(Items from a dataset)
____

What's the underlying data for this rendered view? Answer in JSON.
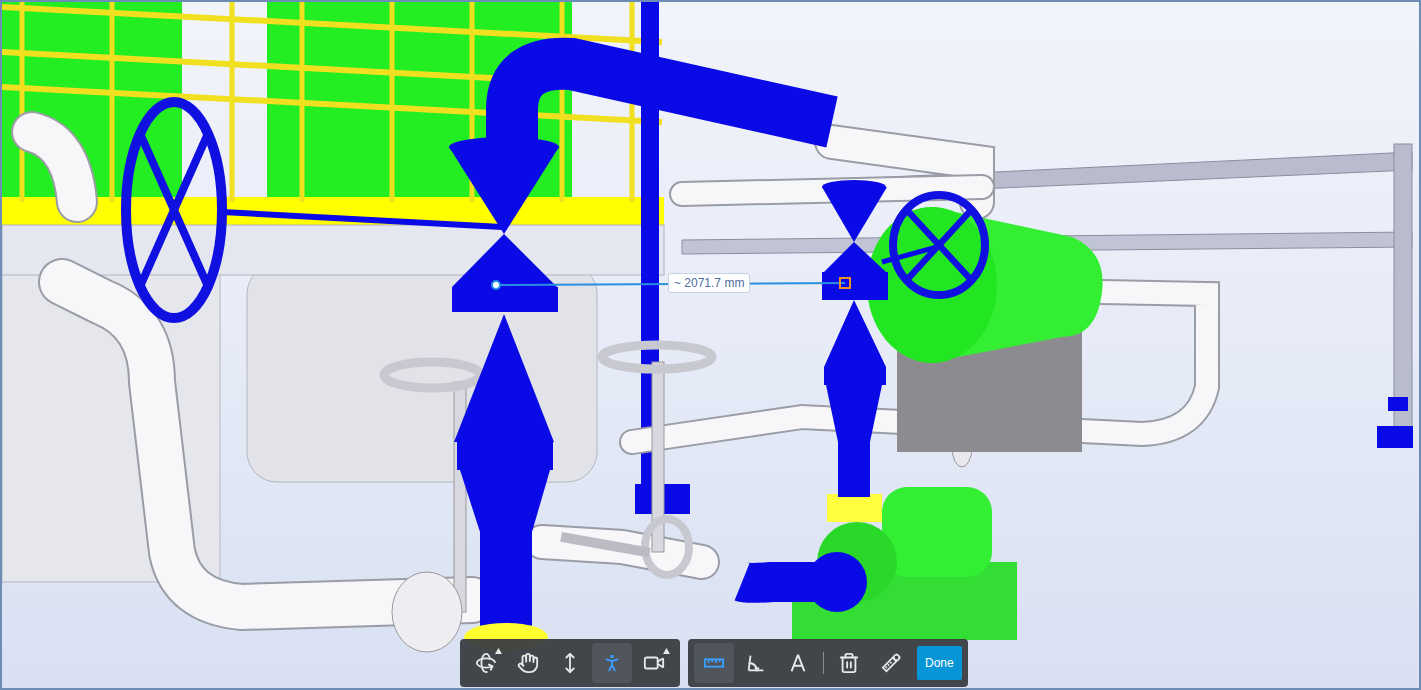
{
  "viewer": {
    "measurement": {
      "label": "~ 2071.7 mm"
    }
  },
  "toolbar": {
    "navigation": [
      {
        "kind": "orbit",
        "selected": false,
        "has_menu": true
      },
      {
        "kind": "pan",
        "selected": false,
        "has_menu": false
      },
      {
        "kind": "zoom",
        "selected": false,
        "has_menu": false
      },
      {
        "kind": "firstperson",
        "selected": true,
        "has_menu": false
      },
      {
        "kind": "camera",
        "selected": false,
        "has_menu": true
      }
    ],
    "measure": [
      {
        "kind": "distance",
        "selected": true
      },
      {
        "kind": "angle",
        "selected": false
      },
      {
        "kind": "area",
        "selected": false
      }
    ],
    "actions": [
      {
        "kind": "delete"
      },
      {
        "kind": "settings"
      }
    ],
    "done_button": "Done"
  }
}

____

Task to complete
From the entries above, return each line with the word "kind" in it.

Exercise solution
        "kind": "orbit",
        "kind": "pan",
        "kind": "zoom",
        "kind": "firstperson",
        "kind": "camera",
        "kind": "distance",
        "kind": "angle",
        "kind": "area",
        "kind": "delete"
        "kind": "settings"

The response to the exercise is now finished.